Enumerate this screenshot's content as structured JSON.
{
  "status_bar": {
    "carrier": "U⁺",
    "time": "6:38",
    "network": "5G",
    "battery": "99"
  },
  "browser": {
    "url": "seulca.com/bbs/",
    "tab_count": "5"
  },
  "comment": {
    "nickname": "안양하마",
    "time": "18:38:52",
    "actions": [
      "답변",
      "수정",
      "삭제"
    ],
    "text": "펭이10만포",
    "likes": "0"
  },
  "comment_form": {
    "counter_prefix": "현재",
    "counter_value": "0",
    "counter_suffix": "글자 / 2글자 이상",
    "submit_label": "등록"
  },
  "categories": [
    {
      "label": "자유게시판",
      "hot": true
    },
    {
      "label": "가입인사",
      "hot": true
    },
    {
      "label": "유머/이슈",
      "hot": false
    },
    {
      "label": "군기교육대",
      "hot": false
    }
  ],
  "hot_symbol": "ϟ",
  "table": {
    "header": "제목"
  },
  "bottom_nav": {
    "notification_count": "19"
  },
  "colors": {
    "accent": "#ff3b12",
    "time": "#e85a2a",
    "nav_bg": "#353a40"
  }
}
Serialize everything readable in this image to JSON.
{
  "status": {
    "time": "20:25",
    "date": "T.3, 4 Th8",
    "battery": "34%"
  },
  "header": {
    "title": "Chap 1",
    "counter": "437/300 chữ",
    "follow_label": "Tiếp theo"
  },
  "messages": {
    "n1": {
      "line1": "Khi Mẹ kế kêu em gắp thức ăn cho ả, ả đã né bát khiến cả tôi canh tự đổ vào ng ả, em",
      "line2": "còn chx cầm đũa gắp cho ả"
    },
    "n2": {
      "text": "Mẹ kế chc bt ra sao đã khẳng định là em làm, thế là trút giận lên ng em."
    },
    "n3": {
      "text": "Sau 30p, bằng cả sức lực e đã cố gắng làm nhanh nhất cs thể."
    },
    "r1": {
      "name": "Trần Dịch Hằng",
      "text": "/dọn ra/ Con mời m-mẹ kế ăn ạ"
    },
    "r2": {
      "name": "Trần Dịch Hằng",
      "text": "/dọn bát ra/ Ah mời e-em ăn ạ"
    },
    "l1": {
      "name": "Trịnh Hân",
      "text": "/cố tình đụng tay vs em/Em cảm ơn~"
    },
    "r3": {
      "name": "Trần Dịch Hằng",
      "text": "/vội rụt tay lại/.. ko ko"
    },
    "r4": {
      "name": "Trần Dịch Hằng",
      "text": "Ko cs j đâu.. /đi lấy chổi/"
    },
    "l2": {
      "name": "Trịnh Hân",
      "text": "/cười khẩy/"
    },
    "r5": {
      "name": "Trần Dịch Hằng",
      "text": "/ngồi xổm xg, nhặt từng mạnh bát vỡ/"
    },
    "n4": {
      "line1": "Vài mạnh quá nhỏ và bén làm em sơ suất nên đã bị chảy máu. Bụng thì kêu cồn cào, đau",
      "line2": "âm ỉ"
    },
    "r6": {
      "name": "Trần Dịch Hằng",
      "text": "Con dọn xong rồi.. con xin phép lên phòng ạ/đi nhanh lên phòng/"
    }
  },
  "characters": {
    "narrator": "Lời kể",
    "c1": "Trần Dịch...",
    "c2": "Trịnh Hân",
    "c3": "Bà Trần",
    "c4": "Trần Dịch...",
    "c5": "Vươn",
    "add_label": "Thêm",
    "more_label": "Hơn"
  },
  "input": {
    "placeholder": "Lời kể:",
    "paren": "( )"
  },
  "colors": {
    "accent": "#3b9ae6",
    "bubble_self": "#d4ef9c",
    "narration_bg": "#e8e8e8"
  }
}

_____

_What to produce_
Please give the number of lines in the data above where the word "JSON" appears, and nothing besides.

_The answer_
2